• This is a relatively small town (70,000 ?) but there are several high-rise buildings (15 floors or more). Some are deco style from the 1920s, some are modern reflecting glass.

• The middle of town is in a valley surrounded by mountains. It looks like it landed here. The scenery is beautiful and the view in every direction has a Blue Ridge background.

• A lot of people work downtown but the only traffic jam I saw during “afternoon drive” was the result of a construction problem. Sure, there was more volume at 5pm that at 1pm, but I haven’t heard one horn honk in thirty hours.

• Asheville is eclectic and a people-watcher’s paradise. Example: I had lunch at a pizza place called the Mellow Mushroom, soaking in a little sun while listening to Pink Floyd’s Dark Side of the Moon gently playing in the background. Chicken Cordon Blue pizza was on the menu, but I opted for pepperoni pizza, a salad and a local, totally organic Pale Ale. My fellow lunchers included tourists in shorts, seniors in polo shirts, lawyers in suits and an Indian family in what I believe is traditional clothing in India. The d├ęcor included an old gasoline pump and various auto product signs from a bygone era. The waiter told me this was a gas station many decades ago.

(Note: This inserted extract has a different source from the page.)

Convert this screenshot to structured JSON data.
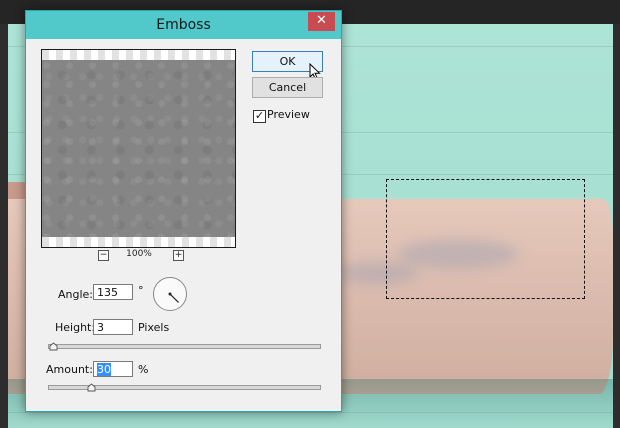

• Artsy students, hippies from my age group, construction workers and bankers share sidewalk space with tourists.

• Three different times in thirty hours I found a parking spot on a main street within two blocks of the center of town.

To say I like the vibe here would be an understatement. Although my wife and I have vastly different tastes and expectations when it comes to choosing a place to live, I think we would both find what we want here. Too bad neither of can make the kind of living here that we make where we are.

Tomorrow I leave by way of the Blue Ridge Parkway, which runs right along the edge of the city. How cool is that? Next stop: Birmingham, a place I will probably have nothing to write about (sorry).

Sunday, April 15, 2007

1970 and 2007

I don’t usually buy into the stereotypes of aging, but this one is based in just enough truth to be funny for fifty-somethings. Almost.

1970: Long hair … 2007: Longing for hair

1970: KEG … 2007: EKG

1970: Acid rock … 2007: Acid reflux

1970: Moving to California because it's cool … 2007: Moving to Arizona because it's warm

1970: Tryin to look like Marlon Brando or Liz Taylor … 2007: Trying NOT to look like Marlon Brando or Liz Taylor











1970: Seeds and stems … 2007: high fiber

1970: Hoping for a BMW … 2007: Hoping for a BM

1970: Going to a new, hip joint … 2007: Receiving a new hip joint

1970: Rolling Stones … 2007: Kidney Stones

1970: Being called into the principal's office … 2007: Calling the principal's office

1970: Screw the system … 2007: Upgrade the system

1970: Disco … 2007: Costco

1970: Parents begging you to get your hair cut … 2007: Children begging you to get their heads shaved

1970: Passing the drivers' test … 2007: Passing the vision test

1970: Whatever … 2007: Depends

Just in case you weren't feeling too old today or you just want more perspective, here are a few more recent observations from the staff at a college in Wisconsin who puts together a list to give the faculty a sense of the mindset of this year's incoming freshmen.

- The people who are starting college this fall across the nation were born in the mid 1980s, the same year the CD was born.

- Their lives have always included cable TV, answering machines, screw-off bottle caps, microwave popcorn and AIDS.

- They don’t care who killed J.R. or know who he was.

- They don't know who Mork was or where he was from.

- Jay Leno has always been the Tonight Show host.

- They never heard: "Where's the Beef?", "I'd walk a mile for a Camel", or "de plane, Boss, de plane".

- They can’t imagine hard contact lenses or a TV without a remote.

- They’ve never thought about Jaws while swimming.

- And don’t know how to use a typewriter.

Tuesday, April 10, 2007

Way Too Busy

Busy busy busy. I'm way too busy. Busy busy busy busy busy drive work sleep drive work sleep, but not very well, busy busy busy.

Busy busy just too busy busy doing who knows what busy busy busy. Too busy to blog as much as I want to this month. Just too busy busy busy.

When did we get so busy busy busy? It's April already? Geez. Busy!

Busy busy busy all work no play busy busy busy.

Getting anything done? Too busy to know. Busy busy busy.

Way too busy.